News from the front desk: With COP26 wrapping up it seems appropriate to join the chorus of voices deriding our government’s participation. To revel in the image of them slinking back to Australia with a slapped bottom and the moniker of global pariah hanging around their neck.
But as much as we’d like to, it doesn’t seem to fit. In fact to our surprise, the government did have a few climate-positive tricks up its sleeve.
Has our favourite punching bag actually seen the light? Surely not. For one thing, where would that leave environmental opinion writers? Out of a job faster than a coal miner under a Labor government.
In Christopher Nolan’s The Dark Knight, the Joker tells Batman that they need each other. That they are two sides of the same coin in constant symbiotic struggle. And we too know, every good story needs a villain.
So far the federal government has played it well. Refusing to take action on climate to the point of mockery, while good people struggle around them literally trying to save the world.
Another villain, happily perpetuated by the media, is China which some can’t fathom could be making any progress on climate change. Indeed, the suggestion is enough to draw the ire of certain xenophobic keyboard warriors.
Just ask Blair Palese, who fresh from appearing on QandA, this week contributed a piece to The Fifth Estate outlining China’s dedicated approach to emissions reductions.
Both the article and the TV appearance drew blowback from those wanting to paint the Chinese as villains, and villains alone. How could a country that is not our own be both good and bad?
It just so happens Blair’s article flagged China’s significant shift in attitude to climate action that on Thursday manifested in what media termed a “shock” announcement: a partnership with the US to work together to achieve the 1.5 degree target set out in the Paris agreement. Definitely one of the more surprising and optimistic outcomes to emerge from COP26.
Meanwhile, if there’s any publication that understands the value of a villain, it’s the Daily Telegraph, which this week saw fit to try and throw the Voices independents under the bus by tying them to “radical groups” like Extinction Rebellion.
To be fair, wouldn’t you rather your politicians linked to the good people at XR, rather than the planet killers in the fossil fuel industry?
Even so, the article by Sky News personality James Morrow, drew spurious links based on social media comments. Proving only that the author is still happy to play social Dementor to the rest of Australia’s better-natured Harry Potter. Some people just love to be bad.

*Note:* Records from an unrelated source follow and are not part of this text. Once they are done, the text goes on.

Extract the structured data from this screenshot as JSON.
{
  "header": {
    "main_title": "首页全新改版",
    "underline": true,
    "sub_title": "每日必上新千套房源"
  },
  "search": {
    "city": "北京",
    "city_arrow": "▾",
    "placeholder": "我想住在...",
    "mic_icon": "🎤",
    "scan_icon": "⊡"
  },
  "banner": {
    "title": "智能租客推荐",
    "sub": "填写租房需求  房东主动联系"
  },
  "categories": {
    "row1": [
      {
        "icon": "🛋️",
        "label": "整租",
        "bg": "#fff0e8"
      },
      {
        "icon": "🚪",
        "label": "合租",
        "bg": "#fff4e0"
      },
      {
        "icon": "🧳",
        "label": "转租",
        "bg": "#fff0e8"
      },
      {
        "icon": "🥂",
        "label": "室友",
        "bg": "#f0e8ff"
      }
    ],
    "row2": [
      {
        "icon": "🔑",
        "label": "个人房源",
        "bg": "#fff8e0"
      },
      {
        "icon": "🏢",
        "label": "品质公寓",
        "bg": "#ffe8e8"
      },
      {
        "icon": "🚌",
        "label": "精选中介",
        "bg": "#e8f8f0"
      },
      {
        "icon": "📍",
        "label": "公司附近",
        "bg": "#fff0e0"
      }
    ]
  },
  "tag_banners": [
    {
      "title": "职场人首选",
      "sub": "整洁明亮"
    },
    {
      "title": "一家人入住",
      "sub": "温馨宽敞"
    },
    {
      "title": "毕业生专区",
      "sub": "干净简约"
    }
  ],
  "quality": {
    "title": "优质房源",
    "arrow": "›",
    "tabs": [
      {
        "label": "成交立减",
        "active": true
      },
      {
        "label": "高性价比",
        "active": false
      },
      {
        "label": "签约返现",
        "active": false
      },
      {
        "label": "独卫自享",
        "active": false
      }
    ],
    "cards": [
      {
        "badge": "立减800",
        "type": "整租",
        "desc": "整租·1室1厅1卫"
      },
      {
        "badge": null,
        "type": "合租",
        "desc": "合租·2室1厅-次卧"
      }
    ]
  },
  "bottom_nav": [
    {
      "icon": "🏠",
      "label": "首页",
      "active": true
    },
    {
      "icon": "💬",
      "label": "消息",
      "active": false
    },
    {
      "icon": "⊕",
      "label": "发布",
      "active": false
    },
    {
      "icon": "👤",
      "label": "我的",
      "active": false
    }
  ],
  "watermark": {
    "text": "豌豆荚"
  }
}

What did COP26 yield for Australia?
But back to the question of whether the global exposure of COP26 could be a turning point for the government and for Australia. Let’s check the policies.
Starting with a genuine, on paper, commitment to net zero by 2050, there has also been a fair bit of cash put forward to fund transitional projects.
Electric vehicles saw some love, as did hydrogen, echoing moves already underway by the states. Australia also established an emissions reduction framework with major fossil fuel trading partner South Korea and increased funding for climate resilience in the Asia Pacific region.
Granted, the approach is almost entirely aimed at facilitating private participation in industries where the financial payoff is as great, or greater than, the environmental one. But it should be no surprise with this particular political party that money talks.
One could ask if all of these highly-choreographed strategies are just a ripple in the ocean? Perhaps. A band aid on the coal-extracting, gas-burning, nature-destroying daily reality that exists in this country. Sure. Not to mention time is against us.
Then there is the more recent announcement of an additional $500 million to invest in new low emissions technology via the Clean Energy Finance Corporation. The government even took the opportunity to laud the ongoing success of the CEFC, which was established in 2012 by perhaps one of the Liberal party’s greatest victims, Julia Gillard.
Well, that’s alright — let money do the talking and other people’s policies do the walking. Fine with us as long as it works.
But then there’s the issue of where the money is actually going and here’s where, according to some, we hit a major stumbling block. Because the government is looking to change the remit of the CEFC, which would allow investment in carbon capture and storage.
By now, between climate change and the pandemic, most of us agree that listening to science is probably the right move. And in this case the science just doesn’t support such investment in CCS when it could be reliably spent elsewhere.
As professor Mark Howden of the ANU Climate Change Institute told SBS, “the history of carbon capture and storage across the world is not that great — we have to be very convinced that we can improve where others have failed.”
Why then would we want to pump hundreds of millions into an unproven technology? The cynic in us says so they can keep the coal fire burning as long as possible.
But nobody could be that evil…